A growing number of conservatives want to abolish the death penalty, and they’re seeing success on the state level.
Once viewed as a liberal position, conservatives have started to reclaim opposition to the death penalty based on limited government power and shrewd economic fact.
“People have been against the death penalty for years, but didn’t have an outlet,” Marc Hyden, national coordinator of Concerned Conservatives Against the Death Penalty, said.
A project of the criminal-justice reform group Equal Justice USA, CCADP launched at the Conservative Political Action Conference in 2013 to nurture growing opposition to the death penalty on the Right.
“Conservatives believe in programs that are pro-life, fiscally responsible, and representative of America,” Hyden said.
For conservatives to live up to those principles, they’ll need to rethink their positions on crime and criminal justice, accounting for better police tactics and data.
CCADP seized the opportunity, launching operations before criminal justice reform became a broader issue. They aren’t alone, either. Now, the Texas Public Policy Foundation has a project devoted to “the conservative approach to criminal justice” and Rand Paul’s presidential campaign made forceful appeals about the need for criminal justice reform.
Public opinion seems to be receptive to the message. Support for the death penalty is at its lowest since the early 1970s, according to the Pew Research Center, and Hyden thinks that’s misleadingly high. Give the public the choice to keep the death penalty or repeal and replace it with something else, he says, and that could sway voters against the death penalty.
“We need to move away from a theoretical framework and into reality,” he said. When voters get to choose an alternative that could save money and deliver justice, minds will change. When Gallup asked whether a murderer should get the death penalty or imprisonment, the death penalty still won out, but an American Values Survey from the Public Religion Research Institute found a slight majority favored life imprisonment.
The conservative split on the death penalty, however, gives Republicans an opportunity to work with Democrats on the state level to abolish the practice. Democrat support has waned for the death penalty. As almost all executions are done on the state level, reform is most promising in states not dominated by Republicans.

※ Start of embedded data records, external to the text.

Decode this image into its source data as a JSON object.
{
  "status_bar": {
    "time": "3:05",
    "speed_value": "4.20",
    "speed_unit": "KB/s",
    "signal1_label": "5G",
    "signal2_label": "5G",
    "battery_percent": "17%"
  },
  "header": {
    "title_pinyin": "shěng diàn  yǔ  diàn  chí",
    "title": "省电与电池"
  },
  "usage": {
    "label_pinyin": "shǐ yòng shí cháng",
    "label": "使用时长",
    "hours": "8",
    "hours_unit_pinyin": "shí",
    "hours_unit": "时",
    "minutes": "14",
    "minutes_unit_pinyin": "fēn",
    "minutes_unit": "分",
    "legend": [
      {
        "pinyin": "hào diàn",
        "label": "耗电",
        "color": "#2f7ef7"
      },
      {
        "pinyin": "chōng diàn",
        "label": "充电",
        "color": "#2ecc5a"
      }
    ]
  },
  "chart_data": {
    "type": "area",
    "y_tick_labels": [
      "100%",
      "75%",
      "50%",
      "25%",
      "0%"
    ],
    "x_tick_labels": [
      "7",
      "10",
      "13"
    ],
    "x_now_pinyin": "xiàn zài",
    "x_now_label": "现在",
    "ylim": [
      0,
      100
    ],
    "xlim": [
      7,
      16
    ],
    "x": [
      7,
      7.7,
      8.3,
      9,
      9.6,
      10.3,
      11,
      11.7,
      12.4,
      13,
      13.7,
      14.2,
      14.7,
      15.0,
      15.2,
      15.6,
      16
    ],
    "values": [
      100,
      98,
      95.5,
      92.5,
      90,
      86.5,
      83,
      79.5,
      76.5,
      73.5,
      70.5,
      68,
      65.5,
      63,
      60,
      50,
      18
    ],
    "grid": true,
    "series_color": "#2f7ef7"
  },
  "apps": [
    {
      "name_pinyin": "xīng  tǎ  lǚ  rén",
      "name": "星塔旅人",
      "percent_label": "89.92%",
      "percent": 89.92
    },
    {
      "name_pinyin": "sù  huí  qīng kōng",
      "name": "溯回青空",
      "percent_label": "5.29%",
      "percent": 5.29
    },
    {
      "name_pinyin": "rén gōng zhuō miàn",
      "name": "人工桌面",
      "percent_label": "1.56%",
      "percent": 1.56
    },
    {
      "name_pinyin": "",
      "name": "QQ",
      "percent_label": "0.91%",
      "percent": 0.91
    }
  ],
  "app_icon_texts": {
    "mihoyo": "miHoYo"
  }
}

Thirty-one states have the death penalty as a punishment, according to the National Conference of State Legislatures. Nebraska abolished it in 2015, but a referendum on whether the state should reinstate it will be on the ballot in November. Utah might lower that number to 30 states, as a bill to abolish the death penalty will be voted on this week in the statehouse.
For Hyden, the change on the state level isn’t a shock.
“It wouldn’t surprise me if one or two states repealed the death penalty this year,” he said.
Kansas and Montana are expected to be battlegrounds on the issue, and Florida overhauled its laws on the death penalty after the Supreme Court found their prior system unconstitutional.
To end the death penalty, however, CCADP needs to focus on Florida and other states like it. States with the death penalty rarely use it, or use it often. Since 1977, Texas conducted the most executions (524), followed by Oklahoma (112), Virginia (110), Florida (90), and Missouri (83). Utah, Nebraska, Kansas, and Montana, for instance, have only executed 13 people altogether.
The end of the death penalty isn’t inevitable, and many Republicans still uphold it as just and necessary.
“When we take the life of a heinous murderer and a repeat offender, it honors the lives of the people whose lives were taken by him,” Maryann Christensen, director of the Utah Eagle Forum, said before the Utah repeal bill passed out of a Senate hearing. Even Jeb Bush, who said he was “conflicted” over the death penalty, thought it could provide closure.
That honor and closure, however, comes at a cost. Death penalty cases, and keeping those convicted criminals on death row, is more expensive than life imprisonment. When state budgets are tight, fiscally conservative principles might outweigh a philosophical view on the death penalty.
But if that doesn’t end the death penalty, time might. Millennial Republicans are opposing the death penalty in larger numbers.
“They tend to be more skeptical, naturally, of government power,” Hyden said. Last August, the Kansas Federation of College Republicans added opposition to the death penalty to its platform.
“We started doing this before it was cool to talk about criminal justice reform,” Hyden said. “In the end … I don’t trust in our government to deliver mail properly.” Giving the government power to end a citizen’s life, then, is too much power. The chance of error, and the irreversible nature of the punishment, is too much to accept as a legitimate government action.
Hyden holds a minority view among conservatives, but he’s found fertile ground to debate and sway others that could make the death penalty a rarity, if not a banned punishment.